Task input
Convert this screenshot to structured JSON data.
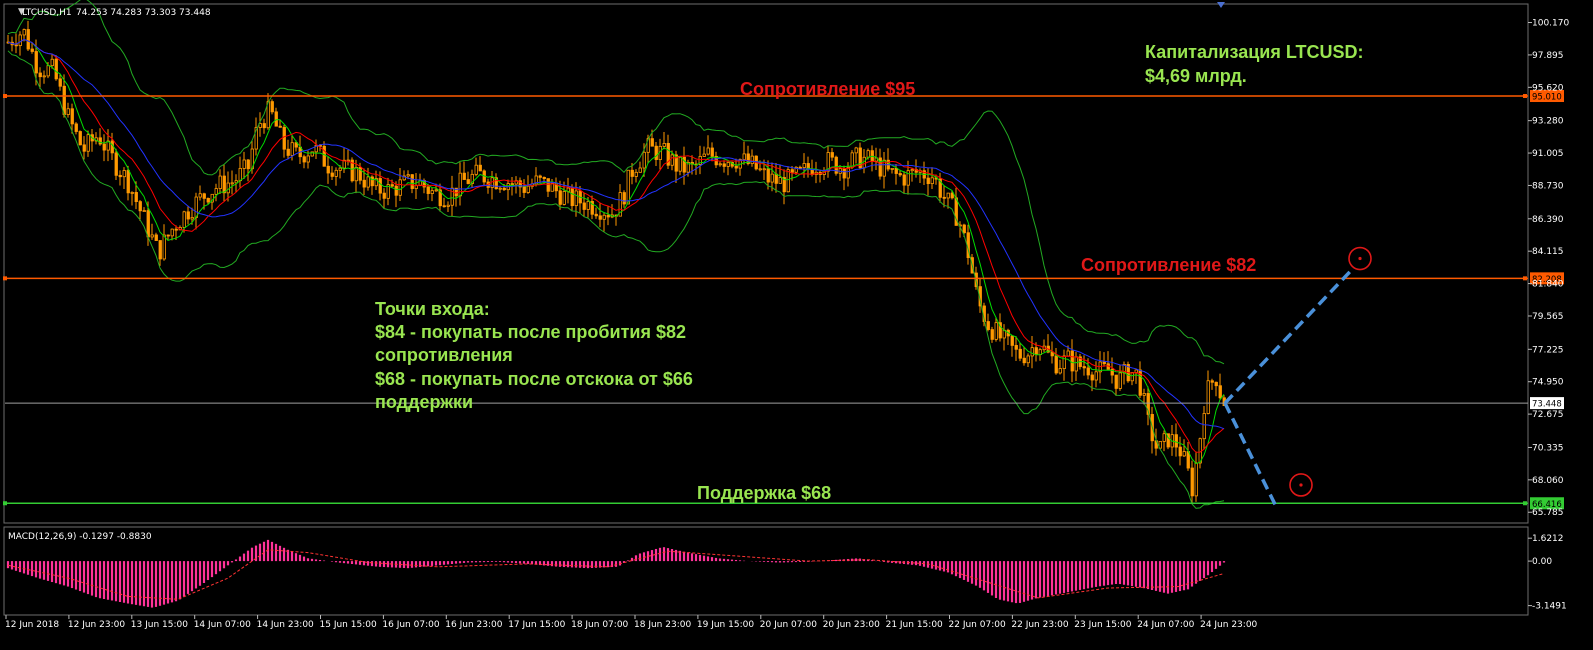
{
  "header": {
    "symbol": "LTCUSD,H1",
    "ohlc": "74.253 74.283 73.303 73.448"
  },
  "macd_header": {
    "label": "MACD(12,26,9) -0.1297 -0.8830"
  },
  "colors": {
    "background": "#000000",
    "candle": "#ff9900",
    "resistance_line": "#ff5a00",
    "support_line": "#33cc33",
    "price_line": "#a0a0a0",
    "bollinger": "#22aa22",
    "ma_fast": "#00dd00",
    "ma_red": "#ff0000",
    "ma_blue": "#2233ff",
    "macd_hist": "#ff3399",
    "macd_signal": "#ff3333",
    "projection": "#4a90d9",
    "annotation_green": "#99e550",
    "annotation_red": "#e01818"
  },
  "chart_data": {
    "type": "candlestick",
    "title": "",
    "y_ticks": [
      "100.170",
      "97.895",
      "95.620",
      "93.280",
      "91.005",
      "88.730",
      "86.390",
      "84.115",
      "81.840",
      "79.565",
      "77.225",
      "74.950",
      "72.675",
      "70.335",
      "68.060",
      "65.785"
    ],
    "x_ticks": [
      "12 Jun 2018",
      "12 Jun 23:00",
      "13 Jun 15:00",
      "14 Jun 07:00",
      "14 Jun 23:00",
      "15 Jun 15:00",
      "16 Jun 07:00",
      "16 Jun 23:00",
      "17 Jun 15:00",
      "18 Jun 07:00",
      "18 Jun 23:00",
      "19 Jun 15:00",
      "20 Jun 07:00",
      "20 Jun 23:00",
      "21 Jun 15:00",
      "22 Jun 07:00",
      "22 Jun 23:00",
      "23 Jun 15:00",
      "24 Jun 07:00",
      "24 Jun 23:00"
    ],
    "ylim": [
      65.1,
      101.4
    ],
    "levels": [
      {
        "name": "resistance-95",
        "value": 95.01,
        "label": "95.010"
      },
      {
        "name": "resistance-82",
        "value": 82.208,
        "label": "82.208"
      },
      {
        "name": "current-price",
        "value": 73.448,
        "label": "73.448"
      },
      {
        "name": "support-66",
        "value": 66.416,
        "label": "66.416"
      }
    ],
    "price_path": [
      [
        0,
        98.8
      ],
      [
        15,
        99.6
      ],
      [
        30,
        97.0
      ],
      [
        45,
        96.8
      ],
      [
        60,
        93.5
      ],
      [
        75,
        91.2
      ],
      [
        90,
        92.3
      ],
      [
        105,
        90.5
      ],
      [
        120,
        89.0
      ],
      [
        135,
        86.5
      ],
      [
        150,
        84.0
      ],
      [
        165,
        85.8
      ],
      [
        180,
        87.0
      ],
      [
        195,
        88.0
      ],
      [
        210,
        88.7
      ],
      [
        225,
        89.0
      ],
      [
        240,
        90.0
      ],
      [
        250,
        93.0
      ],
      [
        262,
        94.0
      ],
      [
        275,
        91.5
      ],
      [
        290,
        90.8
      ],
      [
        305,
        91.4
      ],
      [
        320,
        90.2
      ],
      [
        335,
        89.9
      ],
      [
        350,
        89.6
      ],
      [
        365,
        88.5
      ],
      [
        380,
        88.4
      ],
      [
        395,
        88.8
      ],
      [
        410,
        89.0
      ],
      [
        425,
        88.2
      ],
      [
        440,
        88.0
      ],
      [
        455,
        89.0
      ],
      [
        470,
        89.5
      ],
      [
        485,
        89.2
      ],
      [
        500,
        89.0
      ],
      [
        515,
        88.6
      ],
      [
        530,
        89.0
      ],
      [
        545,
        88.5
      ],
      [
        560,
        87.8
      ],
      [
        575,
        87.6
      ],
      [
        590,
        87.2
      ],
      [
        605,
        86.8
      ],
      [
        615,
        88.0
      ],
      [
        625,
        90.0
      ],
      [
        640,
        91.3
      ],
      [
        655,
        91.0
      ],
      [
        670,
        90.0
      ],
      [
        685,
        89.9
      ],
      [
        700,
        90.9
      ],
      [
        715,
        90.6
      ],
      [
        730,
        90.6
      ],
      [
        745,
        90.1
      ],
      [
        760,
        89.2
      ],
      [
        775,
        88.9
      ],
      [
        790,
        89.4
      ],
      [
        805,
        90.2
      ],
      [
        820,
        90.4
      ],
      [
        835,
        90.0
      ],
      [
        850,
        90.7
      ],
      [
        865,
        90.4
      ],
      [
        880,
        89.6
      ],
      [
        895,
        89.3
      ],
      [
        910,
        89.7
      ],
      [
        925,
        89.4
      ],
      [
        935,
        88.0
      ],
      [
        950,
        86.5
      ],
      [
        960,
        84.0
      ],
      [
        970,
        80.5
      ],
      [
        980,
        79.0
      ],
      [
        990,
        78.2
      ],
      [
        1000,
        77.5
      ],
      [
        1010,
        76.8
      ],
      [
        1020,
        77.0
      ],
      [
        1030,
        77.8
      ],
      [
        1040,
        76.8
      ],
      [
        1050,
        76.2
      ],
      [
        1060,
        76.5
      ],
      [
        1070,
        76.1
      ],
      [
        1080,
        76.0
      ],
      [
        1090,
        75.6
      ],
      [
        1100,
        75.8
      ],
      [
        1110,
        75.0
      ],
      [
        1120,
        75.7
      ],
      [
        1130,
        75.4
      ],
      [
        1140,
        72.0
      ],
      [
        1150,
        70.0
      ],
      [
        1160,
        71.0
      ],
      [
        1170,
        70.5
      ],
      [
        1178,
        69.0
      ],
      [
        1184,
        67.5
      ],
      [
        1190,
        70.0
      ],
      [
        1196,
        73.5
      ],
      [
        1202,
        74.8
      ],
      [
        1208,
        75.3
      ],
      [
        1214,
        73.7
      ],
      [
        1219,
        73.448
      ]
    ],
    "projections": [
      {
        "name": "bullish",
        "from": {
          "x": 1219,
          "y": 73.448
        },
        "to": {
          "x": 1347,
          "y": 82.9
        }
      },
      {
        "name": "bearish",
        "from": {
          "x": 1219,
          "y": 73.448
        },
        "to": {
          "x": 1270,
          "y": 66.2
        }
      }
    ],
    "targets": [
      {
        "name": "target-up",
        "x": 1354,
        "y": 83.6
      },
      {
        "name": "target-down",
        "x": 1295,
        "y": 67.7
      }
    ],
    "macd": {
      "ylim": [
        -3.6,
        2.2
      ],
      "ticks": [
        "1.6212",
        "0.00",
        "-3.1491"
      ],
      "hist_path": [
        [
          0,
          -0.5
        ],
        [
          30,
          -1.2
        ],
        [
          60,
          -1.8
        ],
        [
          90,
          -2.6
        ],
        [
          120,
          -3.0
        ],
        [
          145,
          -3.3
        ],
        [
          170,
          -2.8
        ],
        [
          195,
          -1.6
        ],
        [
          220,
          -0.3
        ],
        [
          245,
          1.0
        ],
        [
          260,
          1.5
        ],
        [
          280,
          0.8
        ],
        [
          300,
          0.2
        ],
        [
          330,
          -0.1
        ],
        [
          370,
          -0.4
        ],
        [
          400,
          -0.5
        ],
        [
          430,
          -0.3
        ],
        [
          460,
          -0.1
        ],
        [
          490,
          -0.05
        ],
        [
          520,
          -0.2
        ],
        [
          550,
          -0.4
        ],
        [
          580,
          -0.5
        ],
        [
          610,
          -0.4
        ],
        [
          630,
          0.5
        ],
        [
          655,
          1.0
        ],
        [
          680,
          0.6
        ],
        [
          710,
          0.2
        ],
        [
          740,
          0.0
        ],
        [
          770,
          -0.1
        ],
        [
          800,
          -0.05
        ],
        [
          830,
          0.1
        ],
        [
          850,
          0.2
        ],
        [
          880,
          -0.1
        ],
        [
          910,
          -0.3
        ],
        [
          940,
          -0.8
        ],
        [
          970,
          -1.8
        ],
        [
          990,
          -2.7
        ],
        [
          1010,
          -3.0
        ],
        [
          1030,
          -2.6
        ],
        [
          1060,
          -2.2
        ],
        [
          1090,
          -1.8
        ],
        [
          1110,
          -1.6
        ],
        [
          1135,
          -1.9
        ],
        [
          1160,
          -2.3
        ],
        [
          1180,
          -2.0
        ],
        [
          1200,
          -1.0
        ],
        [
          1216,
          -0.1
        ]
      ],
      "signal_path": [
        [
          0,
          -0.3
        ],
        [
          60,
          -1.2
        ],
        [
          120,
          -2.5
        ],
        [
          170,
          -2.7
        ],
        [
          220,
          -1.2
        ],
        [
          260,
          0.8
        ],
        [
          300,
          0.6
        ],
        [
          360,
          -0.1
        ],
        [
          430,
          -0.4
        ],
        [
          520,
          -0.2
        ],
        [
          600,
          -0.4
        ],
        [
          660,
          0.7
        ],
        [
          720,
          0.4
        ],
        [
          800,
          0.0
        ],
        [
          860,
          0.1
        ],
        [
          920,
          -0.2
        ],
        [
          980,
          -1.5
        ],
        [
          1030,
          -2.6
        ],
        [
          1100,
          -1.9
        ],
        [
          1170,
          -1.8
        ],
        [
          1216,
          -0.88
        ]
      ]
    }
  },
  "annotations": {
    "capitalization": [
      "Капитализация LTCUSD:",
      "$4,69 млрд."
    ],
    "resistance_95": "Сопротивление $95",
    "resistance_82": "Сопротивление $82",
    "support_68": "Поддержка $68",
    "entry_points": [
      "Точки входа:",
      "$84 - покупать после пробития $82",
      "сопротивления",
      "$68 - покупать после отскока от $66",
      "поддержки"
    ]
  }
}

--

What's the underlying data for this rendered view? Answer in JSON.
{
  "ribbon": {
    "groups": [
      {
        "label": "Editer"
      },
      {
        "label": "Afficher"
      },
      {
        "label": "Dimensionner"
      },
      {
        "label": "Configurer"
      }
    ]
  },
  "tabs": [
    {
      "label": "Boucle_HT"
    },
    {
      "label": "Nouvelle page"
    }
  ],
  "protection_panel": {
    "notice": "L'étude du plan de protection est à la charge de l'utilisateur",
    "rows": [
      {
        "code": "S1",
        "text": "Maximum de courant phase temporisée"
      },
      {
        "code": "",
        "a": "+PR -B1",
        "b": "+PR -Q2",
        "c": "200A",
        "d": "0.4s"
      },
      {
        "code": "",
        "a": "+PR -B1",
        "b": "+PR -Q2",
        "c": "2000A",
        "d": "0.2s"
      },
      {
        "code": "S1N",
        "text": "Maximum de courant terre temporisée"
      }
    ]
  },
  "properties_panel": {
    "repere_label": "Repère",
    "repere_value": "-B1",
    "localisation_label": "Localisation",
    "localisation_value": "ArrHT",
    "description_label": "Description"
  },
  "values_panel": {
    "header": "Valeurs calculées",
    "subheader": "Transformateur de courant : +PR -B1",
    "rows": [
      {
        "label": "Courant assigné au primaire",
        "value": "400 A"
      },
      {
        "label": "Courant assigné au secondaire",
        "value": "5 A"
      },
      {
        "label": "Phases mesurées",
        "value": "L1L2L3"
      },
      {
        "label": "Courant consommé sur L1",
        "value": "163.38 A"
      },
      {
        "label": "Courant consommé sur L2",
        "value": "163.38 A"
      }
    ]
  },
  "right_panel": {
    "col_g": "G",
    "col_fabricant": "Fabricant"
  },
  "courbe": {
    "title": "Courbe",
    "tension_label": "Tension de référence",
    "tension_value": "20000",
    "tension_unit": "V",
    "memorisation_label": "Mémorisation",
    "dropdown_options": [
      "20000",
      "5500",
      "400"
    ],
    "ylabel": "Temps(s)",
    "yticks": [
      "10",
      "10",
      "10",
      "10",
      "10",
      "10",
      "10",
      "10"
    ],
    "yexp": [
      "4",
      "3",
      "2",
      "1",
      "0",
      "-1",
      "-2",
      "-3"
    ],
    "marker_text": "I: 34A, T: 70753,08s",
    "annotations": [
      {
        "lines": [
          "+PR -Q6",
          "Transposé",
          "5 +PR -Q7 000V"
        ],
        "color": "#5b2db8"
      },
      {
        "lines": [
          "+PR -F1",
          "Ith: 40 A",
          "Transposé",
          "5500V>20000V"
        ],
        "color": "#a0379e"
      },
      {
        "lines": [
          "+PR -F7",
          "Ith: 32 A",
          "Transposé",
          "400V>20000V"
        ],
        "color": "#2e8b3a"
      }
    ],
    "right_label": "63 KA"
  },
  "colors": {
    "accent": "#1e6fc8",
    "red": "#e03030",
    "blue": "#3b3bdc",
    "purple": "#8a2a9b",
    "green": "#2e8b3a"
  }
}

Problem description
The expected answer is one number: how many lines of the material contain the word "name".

Written solution
8